Paula Plaskow is a social worker with over 20 years’ experience and Jewish Care’s End of Life Care Team Manager. This article is written in connection with Dying Matters Awareness Week which runs from 11 to 17 May 2020 to put the importance of talking about dying, death and bereavement firmly on the national agenda.
“Death is not the opposite of life, but a part of it.” Haruki Murakami
On 8 March 2020, I spoke at a Jewish Care Patrons’ breakfast to raise awareness about the benefits of honest and open discussions with family and friends about end-of-life wishes and preferences. Shortly afterwards, the current Covid-19 lockdown commenced.
For most people, there is an instinctive aversion to confronting mortality as if such an exercise could hasten death. However, whilst continual medical advances are enabling people to live longer, ultimately, we only have a finite time. Research consistently shows that the majority avoid discussing burial planning with their families, execute wills to govern their affairs or grant lasting powers of attorney to enable others to take crucial decisions should circumstances impair their mental capacity. People postpone and defer, always thinking that there is plenty of time – sadly, that is not always the case.

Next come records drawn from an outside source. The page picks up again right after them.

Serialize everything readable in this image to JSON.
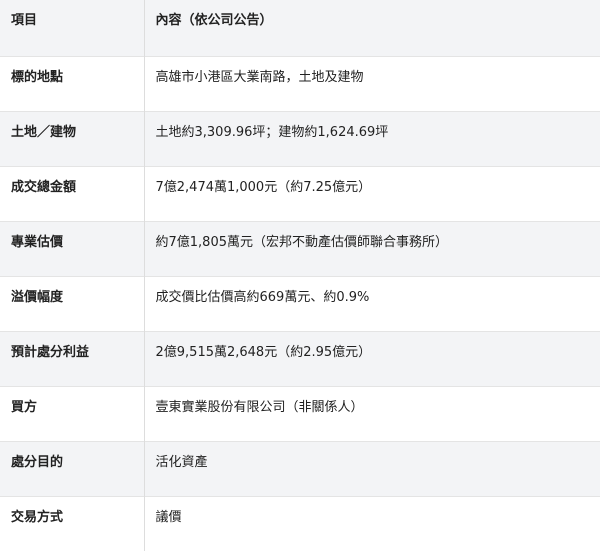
{
  "table": {
    "header": {
      "col1": "項目",
      "col2": "內容（依公司公告）"
    },
    "rows": [
      {
        "label": "標的地點",
        "value": "高雄市小港區大業南路，土地及建物"
      },
      {
        "label": "土地／建物",
        "value": "土地約3,309.96坪；建物約1,624.69坪"
      },
      {
        "label": "成交總金額",
        "value": "7億2,474萬1,000元（約7.25億元）"
      },
      {
        "label": "專業估價",
        "value": "約7億1,805萬元（宏邦不動產估價師聯合事務所）"
      },
      {
        "label": "溢價幅度",
        "value": "成交價比估價高約669萬元、約0.9%"
      },
      {
        "label": "預計處分利益",
        "value": "2億9,515萬2,648元（約2.95億元）"
      },
      {
        "label": "買方",
        "value": "壹東實業股份有限公司（非關係人）"
      },
      {
        "label": "處分目的",
        "value": "活化資產"
      },
      {
        "label": "交易方式",
        "value": "議價"
      }
    ]
  },
  "colors": {
    "row_shade": "#f3f4f6",
    "row_plain": "#ffffff",
    "divider": "#dddddd",
    "text": "#222222"
  }
}
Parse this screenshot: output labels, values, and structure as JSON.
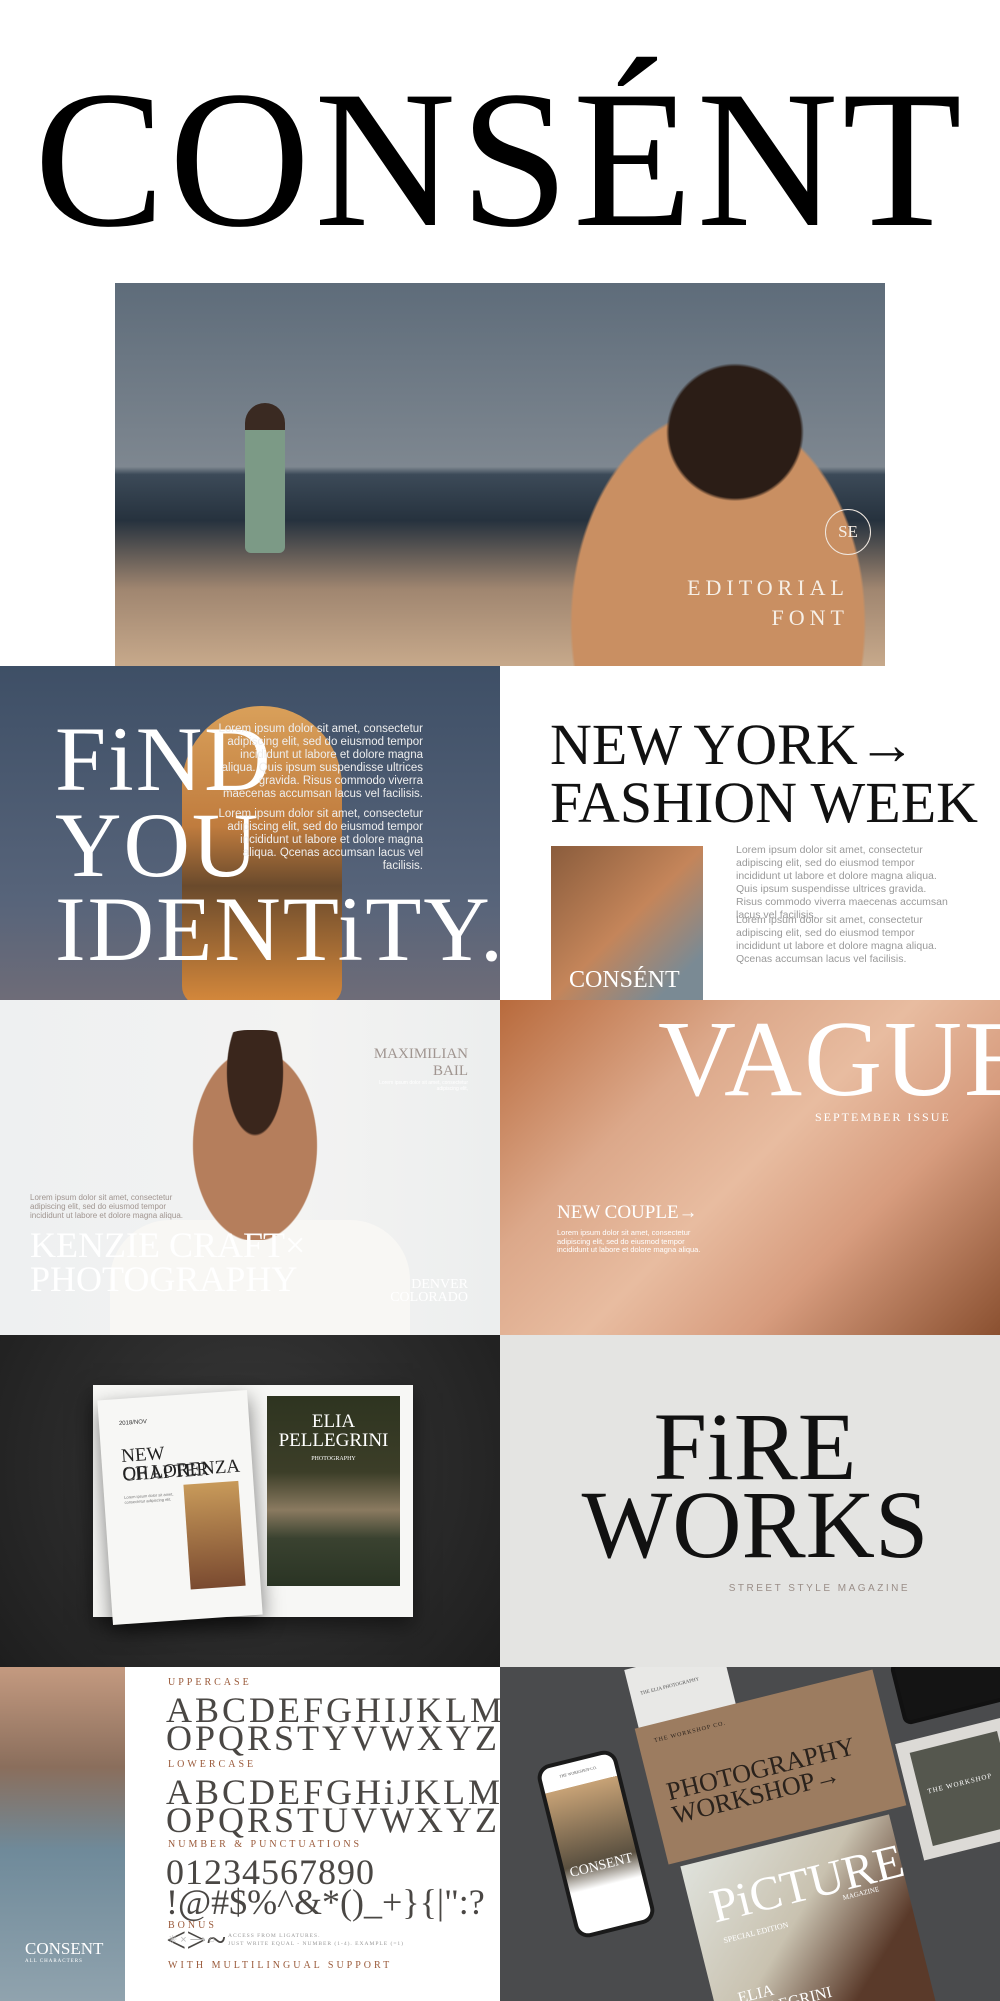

Heartbreakingly, as a result of the current Covid-19 crisis, thousands of people, have died suddenly and prematurely, being physically separated from their family. This has starkly highlighted the need for timely end-of-life planning. Along with countless colleagues, I have been working to support families unexpectedly taking difficult end-of life decisions, coordinating burial arrangements and making sense of powerful and overwhelming emotions. Unfortunately, the absence of end-of-life planning has forced too many people to confront painful issues during illness or grief when they feel most emotionally exposed thereby compounding their fears, concerns and pressures. Dame Cicely Saunders, the founder of the hospice movement, said, “How someone dies, remains in the memory of those that live on.” Too often, families are left with lasting unease, guilt and remorse as the result of unresolved questions.
Covid-19 has illuminated mortality and social isolation has, in many cases, given people cause to consider who, and what, is most important to them. Death and dying has become forefront in our lives. Professionally, I hope that this challenging period prompts personal reflection and contemplation that, going forward, will be the foundation for a more proactive, rather than reactive and positive approach towards end-of-life.
“Nobody can go back and start a new beginning, but anyone can start today and make a new ending”; pre-emptive end-of-life discussions and decisions should be innate, from the perspective of both individuals and their families, as acts of kindness so that, when death comes, all those involved have greater peace of mind and, to the greatest extent possible, are freed to remember and celebrate those who pass on.
Medical professionals fight to save lives and, consequently, when death arrives, this is sometimes regarded as failure. However, for palliative care teams, peacefully escorting someone on their final journey is approached as a privilege. I am constantly in awe of the loving embrace provided by Jewish Care staff, treating residents and families with respect, dignity and compassion up to their final moment. Jewish Care is here to provide you with care and support. On behalf of Jewish Care, we hope and pray that you and your families remain safe and well.